One of the major original concerns raised by insurers was the likely difficulty of collecting the required information from pre-existing accounts. The position has been eased significantly: back book due diligence should now only be required for ‘Financial Accounts’ held by individuals where balances exceed $250,000 on which no reporting is done to HMRC, for example under the qualifying policy or chargeable events regime. The effect of this is that due diligence on preexisting accounts should be focused on overseas life assurance business. For ‘Financial Accounts’ held by entities, reliance can be placed on the ‘know-your-customer’ and anti-money laundering procedures.

Annex II also exempts ‘local financial institutions’, that is, institutions located solely within the UK that serve a local customer base. A number of conditions need to be met to be able to take advantage of this exemption:

  • the institution must be located solely in the UK
  • be regulated in the UK
  • be required to report information or withhold tax on accounts held by UK residents
  • ninety-eight percent of accounts must be held by residents of the UK or another member state of the EU
  • accounts must not be provided to US persons (who are not UK residents) or any entity which has beneficial owners who are US persons (who are not UK residents), and all related entities must meet the same requirements.

To demonstrate compliance, local financial institutions need to implement procedures by 1 January 2014 to identify any new customers that breach these provisions and complete appropriate due diligence investigation of pre-existing accounts.

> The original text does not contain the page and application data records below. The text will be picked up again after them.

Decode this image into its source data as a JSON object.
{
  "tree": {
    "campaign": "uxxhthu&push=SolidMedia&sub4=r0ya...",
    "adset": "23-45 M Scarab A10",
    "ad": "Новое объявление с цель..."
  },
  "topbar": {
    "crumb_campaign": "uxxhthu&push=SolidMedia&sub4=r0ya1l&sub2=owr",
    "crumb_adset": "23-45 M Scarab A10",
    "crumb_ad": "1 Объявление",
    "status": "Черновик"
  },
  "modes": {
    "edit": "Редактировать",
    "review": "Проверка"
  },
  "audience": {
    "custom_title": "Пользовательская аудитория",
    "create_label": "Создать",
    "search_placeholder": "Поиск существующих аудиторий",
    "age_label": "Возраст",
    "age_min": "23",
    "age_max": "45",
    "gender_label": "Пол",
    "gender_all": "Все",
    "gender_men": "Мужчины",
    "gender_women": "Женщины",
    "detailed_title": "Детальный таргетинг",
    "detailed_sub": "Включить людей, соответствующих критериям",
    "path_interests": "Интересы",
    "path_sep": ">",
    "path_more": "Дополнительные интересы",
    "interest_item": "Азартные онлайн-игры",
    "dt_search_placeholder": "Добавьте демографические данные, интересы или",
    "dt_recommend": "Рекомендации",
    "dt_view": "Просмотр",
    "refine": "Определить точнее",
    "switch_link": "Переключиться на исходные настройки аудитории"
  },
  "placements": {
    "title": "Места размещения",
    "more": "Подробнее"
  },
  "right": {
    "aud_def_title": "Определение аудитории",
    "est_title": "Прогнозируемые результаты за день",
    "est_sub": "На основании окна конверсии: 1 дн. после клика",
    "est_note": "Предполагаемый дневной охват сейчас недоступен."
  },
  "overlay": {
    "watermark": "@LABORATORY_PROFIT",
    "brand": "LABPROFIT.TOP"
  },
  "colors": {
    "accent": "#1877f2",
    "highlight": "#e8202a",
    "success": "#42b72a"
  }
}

Despite these developments, which go a significant way towards resolving the FATCA issues raised by the industry and by insurers especially, major uncertainties still remain. In particular, Annex II of each IGA will be specific to the US government partner in question. Any institution with operations more extensive than that of a ‘local financial institution’ is likely to face inconsistent, and potentially conflicting requirements for information gathering and reporting in different jurisdictions. Many multinational groups will have operations in countries both with and without IGAs, creating major challenges in developing a compliance framework.

A further complication for multinational groups is that there are two models of IGA and one of those has two variations. Helpfully, a recent announcement by the IRS has almost wholly aligned the timelines for entities in IGA countries, non-IGA countries and the US. The opportunity for consistency in core definitions, however, will have to wait until the final regulations are released later this year.

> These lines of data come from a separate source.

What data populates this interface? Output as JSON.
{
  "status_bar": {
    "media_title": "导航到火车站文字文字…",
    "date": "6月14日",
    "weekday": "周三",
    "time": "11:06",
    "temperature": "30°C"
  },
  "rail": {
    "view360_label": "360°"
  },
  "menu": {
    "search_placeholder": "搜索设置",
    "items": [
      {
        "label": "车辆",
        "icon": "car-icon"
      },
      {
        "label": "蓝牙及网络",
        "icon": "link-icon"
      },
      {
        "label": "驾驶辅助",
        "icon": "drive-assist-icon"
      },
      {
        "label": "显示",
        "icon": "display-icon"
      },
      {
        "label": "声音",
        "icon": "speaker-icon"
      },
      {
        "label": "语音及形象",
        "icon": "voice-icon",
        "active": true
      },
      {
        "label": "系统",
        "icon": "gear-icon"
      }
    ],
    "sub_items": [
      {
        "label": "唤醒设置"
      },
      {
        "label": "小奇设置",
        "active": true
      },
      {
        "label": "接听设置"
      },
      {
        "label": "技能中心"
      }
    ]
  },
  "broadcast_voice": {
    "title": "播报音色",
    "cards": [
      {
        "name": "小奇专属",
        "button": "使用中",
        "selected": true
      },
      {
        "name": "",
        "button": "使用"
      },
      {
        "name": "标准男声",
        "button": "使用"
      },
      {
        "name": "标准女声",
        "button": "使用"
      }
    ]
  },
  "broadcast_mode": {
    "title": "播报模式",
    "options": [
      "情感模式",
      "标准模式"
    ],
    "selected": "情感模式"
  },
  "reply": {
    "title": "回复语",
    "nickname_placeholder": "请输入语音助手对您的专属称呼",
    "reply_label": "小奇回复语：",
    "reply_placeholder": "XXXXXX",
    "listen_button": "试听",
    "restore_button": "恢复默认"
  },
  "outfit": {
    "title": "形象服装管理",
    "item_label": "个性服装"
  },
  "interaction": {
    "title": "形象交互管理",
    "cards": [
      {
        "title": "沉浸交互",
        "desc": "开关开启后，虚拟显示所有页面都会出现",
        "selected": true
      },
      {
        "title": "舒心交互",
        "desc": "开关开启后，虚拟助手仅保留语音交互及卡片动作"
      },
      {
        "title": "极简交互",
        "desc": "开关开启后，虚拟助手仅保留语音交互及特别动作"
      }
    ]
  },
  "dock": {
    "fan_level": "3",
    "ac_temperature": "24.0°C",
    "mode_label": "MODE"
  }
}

For UK companies specifically, uncertainties remain over the interpretation of a number of technical and definitional details; although the consultation period for the current draft closes at the end of November, it is unlikely that all outstanding issues will be resolved by the January 2013 implementation date. Similar -- but different -- inconsistencies and uncertainties can be expected in each IGA negotiated by the US government.


Despite the uncertainties, time is short, notwithstanding the recent announcement. The priorities of affected institutions now should be to review and catalogue legal entity organization, insurance products, and all on-boarding procedures (including those of distributors) to prepare the organization to act as the rule become more settled. Notwithstanding the concessions made under the IGA approach, FATCA is still going to represent a significant burden.

For further information, please contact:

Craig Pichette

KPMG in the US

Tel: +1 312 665 5267

Jean Baxley

Senior Manager
KPMG in the US

Tel: +1 202 533 3008

Jennifer Sponzilli

KPMG in the UK

Tel: +44 20 7311 1878

Jeanette Cook

Senior Manager
KPMG in the UK

Tel: +44 11 7905 4277

1frontiers in tax, November 2011 and February 2012 editions,

Share this

Share this

Follow us

follow us on Twitter
follow us on Linkedin

FATCA - Introduction

White House
FATCA is US legislation enacted by President Obama to prevent offshore tax abuses by US persons & ensures all account holders pay tax on their income.

More frontiers in tax

  • Subscribe to related feeds